The seminar focuses on the interrelations between states and markets from a broad social science perspective. Along with economic thinkers we will discuss states/politics and markets as opposite coordination and allocation mechanisms, study the key assumptions behind this approach, and examine its implications. Along with sociological and institutional theorists we will examine markets as social formations, embedded in their social environment. We will deepen our understanding of state-market interrelations by looking at the historical development of markets and examining the varieties of capitalism. From this analytical basis we will also discuss current policies that attempt to create public sector markets and the results and challenges of these efforts. The seminar aims at developing a deeper and complex understanding of state-market interrelations that is not only relevant for explaining broad social phenomena but that contributes to rigorous thinking about current public policy and management issues.
Methods of Instruction
Seminar discussions. Active student participation is required.
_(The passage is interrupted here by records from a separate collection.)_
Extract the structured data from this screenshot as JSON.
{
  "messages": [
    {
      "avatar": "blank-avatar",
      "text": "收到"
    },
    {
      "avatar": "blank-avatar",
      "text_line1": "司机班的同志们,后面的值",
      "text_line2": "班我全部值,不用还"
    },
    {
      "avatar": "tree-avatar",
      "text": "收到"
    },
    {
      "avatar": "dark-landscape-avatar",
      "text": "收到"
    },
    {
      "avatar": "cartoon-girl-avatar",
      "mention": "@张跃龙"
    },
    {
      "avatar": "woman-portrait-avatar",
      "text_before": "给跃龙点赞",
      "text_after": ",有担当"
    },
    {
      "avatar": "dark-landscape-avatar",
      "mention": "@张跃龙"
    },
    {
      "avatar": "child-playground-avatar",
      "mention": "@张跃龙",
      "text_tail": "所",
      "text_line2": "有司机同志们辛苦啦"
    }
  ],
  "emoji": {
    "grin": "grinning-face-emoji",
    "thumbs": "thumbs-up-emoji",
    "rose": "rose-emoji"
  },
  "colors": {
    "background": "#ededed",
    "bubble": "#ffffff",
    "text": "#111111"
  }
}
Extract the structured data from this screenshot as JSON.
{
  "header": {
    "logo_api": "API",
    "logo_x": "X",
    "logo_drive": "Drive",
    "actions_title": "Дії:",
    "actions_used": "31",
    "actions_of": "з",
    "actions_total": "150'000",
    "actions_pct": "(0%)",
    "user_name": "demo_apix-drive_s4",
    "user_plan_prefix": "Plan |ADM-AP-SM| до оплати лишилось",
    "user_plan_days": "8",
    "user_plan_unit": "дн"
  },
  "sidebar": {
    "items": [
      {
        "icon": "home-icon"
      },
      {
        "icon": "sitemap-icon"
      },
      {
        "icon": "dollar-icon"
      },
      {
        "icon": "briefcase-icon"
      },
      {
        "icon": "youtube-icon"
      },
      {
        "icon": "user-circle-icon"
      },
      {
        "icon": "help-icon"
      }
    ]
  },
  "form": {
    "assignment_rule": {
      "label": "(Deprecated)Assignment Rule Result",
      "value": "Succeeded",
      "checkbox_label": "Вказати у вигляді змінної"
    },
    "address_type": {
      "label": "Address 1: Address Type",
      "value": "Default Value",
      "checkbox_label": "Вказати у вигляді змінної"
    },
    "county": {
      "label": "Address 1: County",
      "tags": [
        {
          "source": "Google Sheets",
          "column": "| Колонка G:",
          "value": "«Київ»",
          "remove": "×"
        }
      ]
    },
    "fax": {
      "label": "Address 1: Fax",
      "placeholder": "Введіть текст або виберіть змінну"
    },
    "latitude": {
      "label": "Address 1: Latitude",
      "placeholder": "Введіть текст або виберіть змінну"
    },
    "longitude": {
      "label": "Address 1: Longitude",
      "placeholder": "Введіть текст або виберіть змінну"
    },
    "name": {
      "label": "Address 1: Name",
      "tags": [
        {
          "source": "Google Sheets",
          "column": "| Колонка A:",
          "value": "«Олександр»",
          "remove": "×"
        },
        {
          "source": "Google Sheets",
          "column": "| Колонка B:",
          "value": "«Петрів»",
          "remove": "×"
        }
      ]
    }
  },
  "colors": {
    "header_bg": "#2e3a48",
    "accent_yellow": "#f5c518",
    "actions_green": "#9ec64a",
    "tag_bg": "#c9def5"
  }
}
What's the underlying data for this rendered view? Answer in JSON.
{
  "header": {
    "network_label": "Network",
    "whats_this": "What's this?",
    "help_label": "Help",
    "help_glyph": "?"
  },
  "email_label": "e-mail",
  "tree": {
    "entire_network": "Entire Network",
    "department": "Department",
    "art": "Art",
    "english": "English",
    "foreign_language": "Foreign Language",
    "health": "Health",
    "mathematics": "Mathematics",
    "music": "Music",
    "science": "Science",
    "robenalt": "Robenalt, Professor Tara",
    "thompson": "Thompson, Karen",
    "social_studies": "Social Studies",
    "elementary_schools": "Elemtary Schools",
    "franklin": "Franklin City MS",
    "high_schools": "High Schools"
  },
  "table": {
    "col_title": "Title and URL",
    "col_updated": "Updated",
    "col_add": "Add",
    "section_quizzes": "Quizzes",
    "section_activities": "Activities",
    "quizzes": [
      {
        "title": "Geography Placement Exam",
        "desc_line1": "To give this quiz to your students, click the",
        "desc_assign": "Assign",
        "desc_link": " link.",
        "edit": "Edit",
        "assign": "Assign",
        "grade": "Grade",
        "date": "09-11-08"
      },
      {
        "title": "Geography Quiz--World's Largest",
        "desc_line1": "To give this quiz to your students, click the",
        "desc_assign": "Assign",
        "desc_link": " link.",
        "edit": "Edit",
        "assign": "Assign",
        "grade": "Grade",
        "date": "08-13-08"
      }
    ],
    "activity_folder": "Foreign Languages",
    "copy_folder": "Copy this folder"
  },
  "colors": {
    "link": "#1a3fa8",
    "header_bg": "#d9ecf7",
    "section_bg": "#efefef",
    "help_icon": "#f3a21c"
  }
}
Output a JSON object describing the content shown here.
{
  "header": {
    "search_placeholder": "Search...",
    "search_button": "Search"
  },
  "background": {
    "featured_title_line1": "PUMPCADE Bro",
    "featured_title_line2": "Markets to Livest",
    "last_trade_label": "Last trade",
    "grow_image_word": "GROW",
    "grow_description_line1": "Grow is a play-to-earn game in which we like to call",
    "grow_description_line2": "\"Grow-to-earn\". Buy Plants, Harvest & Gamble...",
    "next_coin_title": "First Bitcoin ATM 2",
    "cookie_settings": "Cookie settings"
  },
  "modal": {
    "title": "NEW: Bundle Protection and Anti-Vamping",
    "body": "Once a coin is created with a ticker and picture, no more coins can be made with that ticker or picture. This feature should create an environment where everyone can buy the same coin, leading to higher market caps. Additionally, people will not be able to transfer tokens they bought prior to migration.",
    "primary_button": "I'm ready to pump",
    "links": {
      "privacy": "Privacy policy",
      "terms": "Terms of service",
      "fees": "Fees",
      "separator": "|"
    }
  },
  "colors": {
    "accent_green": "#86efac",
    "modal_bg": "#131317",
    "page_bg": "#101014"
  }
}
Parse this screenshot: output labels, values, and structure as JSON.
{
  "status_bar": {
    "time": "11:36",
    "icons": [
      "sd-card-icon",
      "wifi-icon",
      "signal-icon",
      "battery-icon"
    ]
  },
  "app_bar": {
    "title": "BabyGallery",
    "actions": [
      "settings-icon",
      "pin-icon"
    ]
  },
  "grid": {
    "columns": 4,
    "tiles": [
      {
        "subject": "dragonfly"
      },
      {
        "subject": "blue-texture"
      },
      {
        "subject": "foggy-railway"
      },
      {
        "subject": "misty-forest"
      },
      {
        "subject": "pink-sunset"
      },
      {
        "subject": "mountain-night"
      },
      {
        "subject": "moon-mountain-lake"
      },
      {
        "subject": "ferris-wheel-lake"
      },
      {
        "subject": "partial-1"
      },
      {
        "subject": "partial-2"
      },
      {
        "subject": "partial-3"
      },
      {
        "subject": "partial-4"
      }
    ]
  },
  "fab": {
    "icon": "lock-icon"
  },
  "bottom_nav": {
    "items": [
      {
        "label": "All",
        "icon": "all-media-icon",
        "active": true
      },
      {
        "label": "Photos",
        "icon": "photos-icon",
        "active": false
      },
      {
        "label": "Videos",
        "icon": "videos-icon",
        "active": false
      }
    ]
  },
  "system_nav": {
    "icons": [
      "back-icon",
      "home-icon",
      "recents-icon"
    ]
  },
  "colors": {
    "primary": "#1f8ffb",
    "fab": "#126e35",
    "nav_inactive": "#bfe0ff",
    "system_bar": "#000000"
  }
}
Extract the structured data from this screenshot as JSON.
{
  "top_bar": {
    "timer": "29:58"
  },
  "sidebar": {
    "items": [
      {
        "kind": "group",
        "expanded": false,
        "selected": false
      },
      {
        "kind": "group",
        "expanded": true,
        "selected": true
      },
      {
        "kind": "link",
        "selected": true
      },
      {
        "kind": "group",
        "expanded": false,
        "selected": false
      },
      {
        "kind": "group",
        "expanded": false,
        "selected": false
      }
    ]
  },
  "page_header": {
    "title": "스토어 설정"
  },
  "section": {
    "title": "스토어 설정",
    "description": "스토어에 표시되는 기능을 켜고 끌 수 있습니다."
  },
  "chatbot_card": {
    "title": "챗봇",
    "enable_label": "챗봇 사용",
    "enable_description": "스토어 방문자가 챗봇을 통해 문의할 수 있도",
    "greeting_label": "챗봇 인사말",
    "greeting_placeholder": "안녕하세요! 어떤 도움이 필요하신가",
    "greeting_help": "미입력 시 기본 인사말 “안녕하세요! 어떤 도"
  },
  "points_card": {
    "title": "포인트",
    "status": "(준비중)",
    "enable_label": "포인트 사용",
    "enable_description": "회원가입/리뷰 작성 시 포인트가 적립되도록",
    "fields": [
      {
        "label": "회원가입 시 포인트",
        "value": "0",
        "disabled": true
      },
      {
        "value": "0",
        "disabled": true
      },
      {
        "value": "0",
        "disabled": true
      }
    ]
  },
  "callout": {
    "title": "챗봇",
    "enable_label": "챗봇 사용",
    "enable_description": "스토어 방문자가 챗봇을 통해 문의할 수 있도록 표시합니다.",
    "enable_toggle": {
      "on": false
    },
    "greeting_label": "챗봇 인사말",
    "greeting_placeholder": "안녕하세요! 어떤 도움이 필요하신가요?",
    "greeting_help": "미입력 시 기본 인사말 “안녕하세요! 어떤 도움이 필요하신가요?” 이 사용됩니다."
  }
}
Each meeting one of the students takes the lead by presenting a short review of the readings; another student will act as a discussant.
A selection of journal articles, books, and government publications. The literature list will be made available in August.
Take-home exam (a paper on an assigned question). Students are required to read the assigned texts before class meetings and participate in the class discussion. Additionally, each student is required to present a review of the readings at one of the meetings and act as a main discussant at another meeting.
Course material is also obligatory for the exam and discussions as far as it is set out in sheets, handouts and other information media.
Tuesday 3 September until 24 September, 15.00-17.00 hrs in 1A24
Tuesday 1 October, 15.00-17.00 hrs in 6C03
Tuesday 8 & 15 October, 15.00-17.00 hrs in SA05
Tuesday 22 October, 15.00-17.00 hrs in 1A24